_WHAT THE TASK ASKS_:
Where a line in the listing below contains the word "bucket", copy that line.

_RECORDS TO USE_:
··········
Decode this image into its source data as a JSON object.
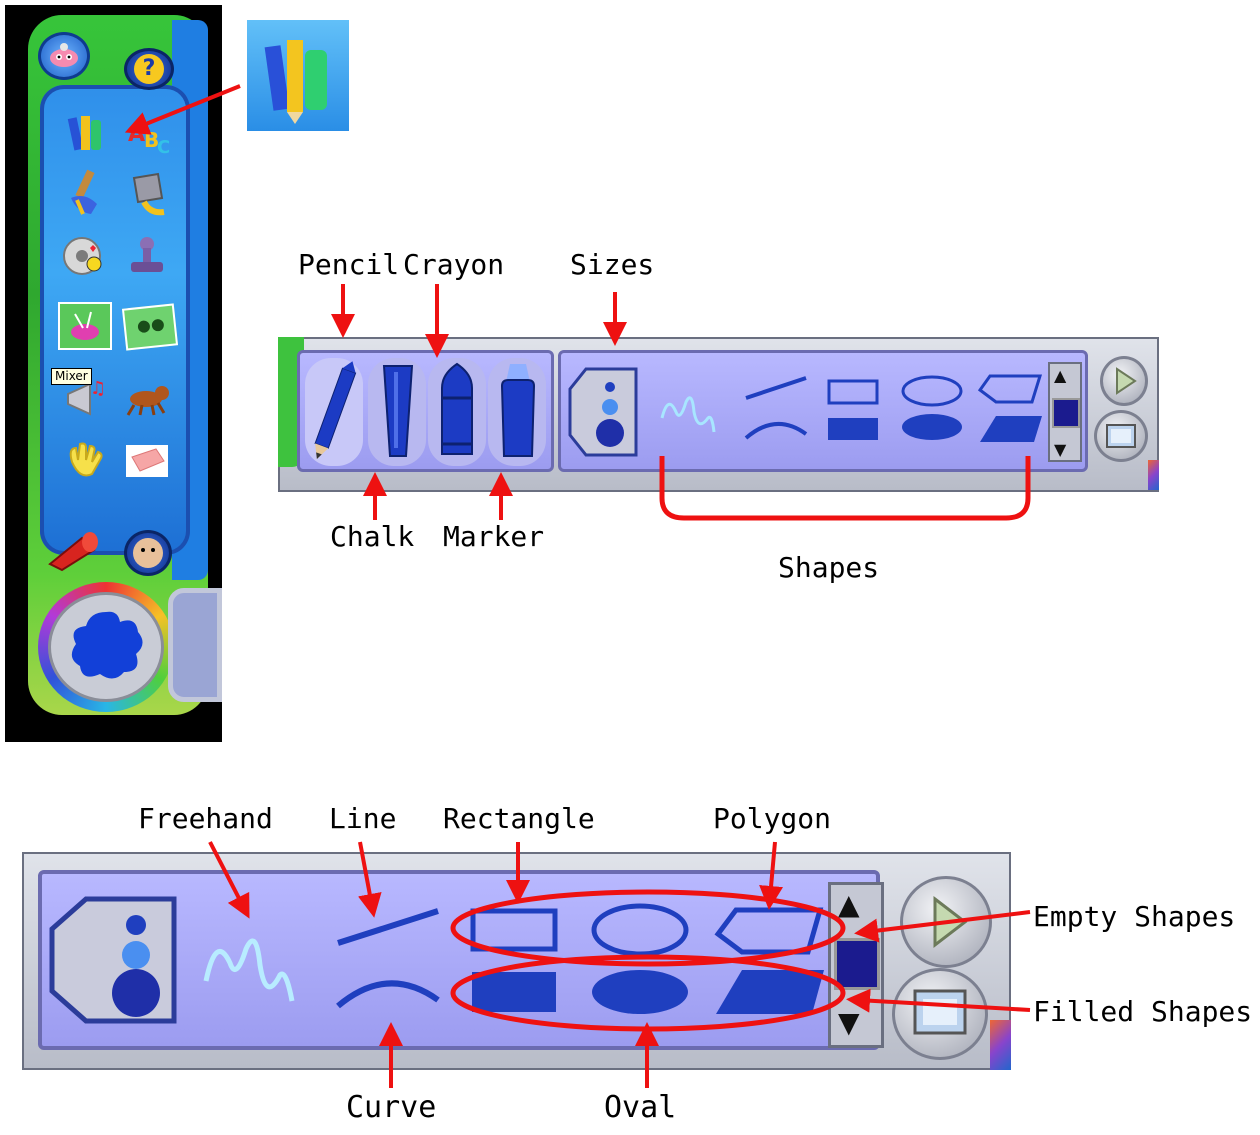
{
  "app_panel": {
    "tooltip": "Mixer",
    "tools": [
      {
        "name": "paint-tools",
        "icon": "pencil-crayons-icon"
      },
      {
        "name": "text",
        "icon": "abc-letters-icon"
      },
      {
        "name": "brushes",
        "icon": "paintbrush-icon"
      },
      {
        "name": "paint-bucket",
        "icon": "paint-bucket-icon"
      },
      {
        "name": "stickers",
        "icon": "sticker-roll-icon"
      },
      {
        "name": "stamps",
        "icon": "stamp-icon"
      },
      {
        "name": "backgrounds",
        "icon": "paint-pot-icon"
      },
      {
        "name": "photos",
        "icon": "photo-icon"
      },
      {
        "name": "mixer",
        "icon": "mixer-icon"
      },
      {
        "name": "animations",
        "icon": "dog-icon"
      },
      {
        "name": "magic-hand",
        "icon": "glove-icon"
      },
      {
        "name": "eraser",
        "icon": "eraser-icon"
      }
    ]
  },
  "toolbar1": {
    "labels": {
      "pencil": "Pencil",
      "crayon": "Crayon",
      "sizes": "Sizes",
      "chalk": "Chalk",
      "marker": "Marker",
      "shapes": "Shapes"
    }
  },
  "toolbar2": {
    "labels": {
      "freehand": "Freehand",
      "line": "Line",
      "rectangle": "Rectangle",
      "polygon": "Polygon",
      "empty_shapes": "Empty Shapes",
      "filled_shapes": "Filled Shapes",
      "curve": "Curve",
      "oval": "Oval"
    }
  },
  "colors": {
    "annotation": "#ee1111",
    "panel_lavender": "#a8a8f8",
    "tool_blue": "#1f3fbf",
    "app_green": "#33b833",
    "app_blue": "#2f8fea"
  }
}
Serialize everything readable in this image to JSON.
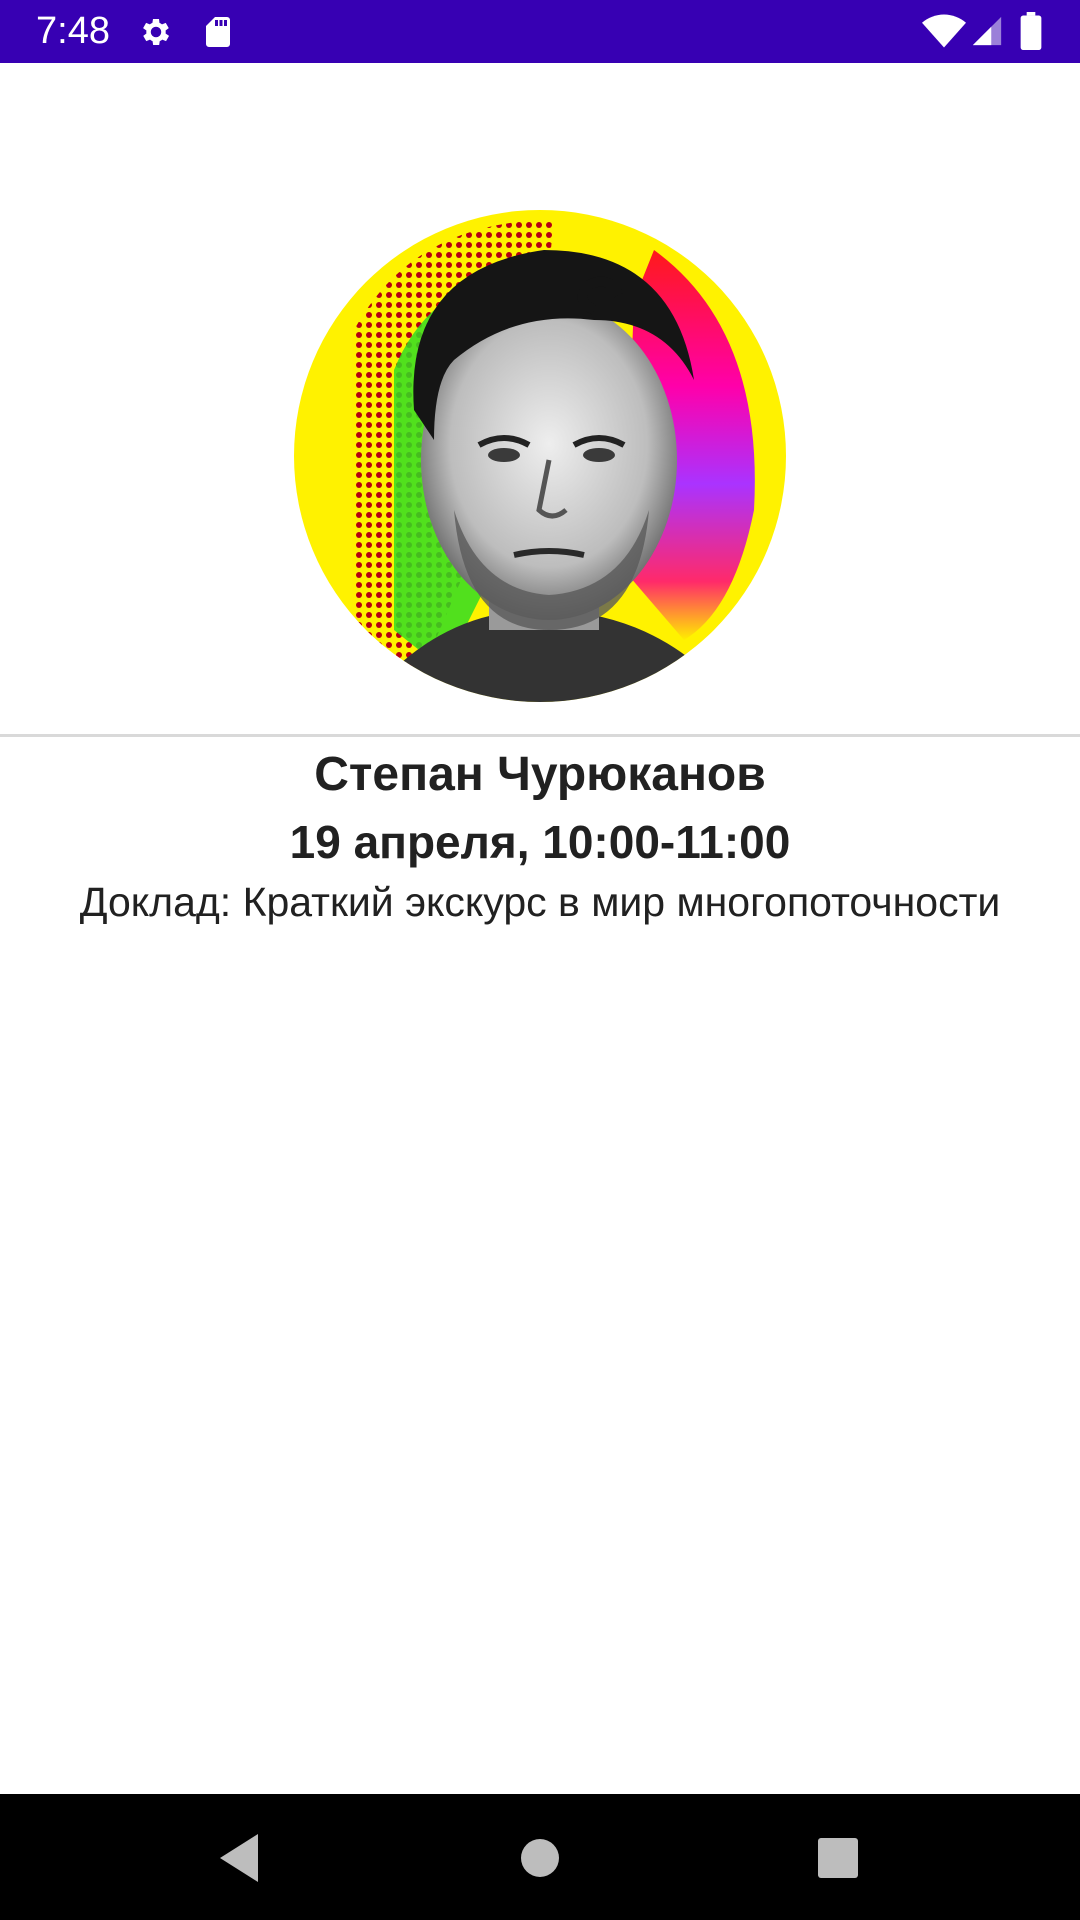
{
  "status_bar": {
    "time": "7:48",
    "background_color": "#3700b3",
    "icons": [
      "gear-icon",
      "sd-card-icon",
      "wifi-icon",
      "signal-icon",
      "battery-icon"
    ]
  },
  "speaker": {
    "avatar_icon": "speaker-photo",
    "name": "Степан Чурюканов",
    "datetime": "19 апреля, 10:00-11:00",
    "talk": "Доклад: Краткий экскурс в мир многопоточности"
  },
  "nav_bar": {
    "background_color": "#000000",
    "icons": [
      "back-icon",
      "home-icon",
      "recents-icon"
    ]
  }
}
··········
_ANSWER TO THE EXERCISE_:
        "name": "paint-bucket",
        "icon": "paint-bucket-icon"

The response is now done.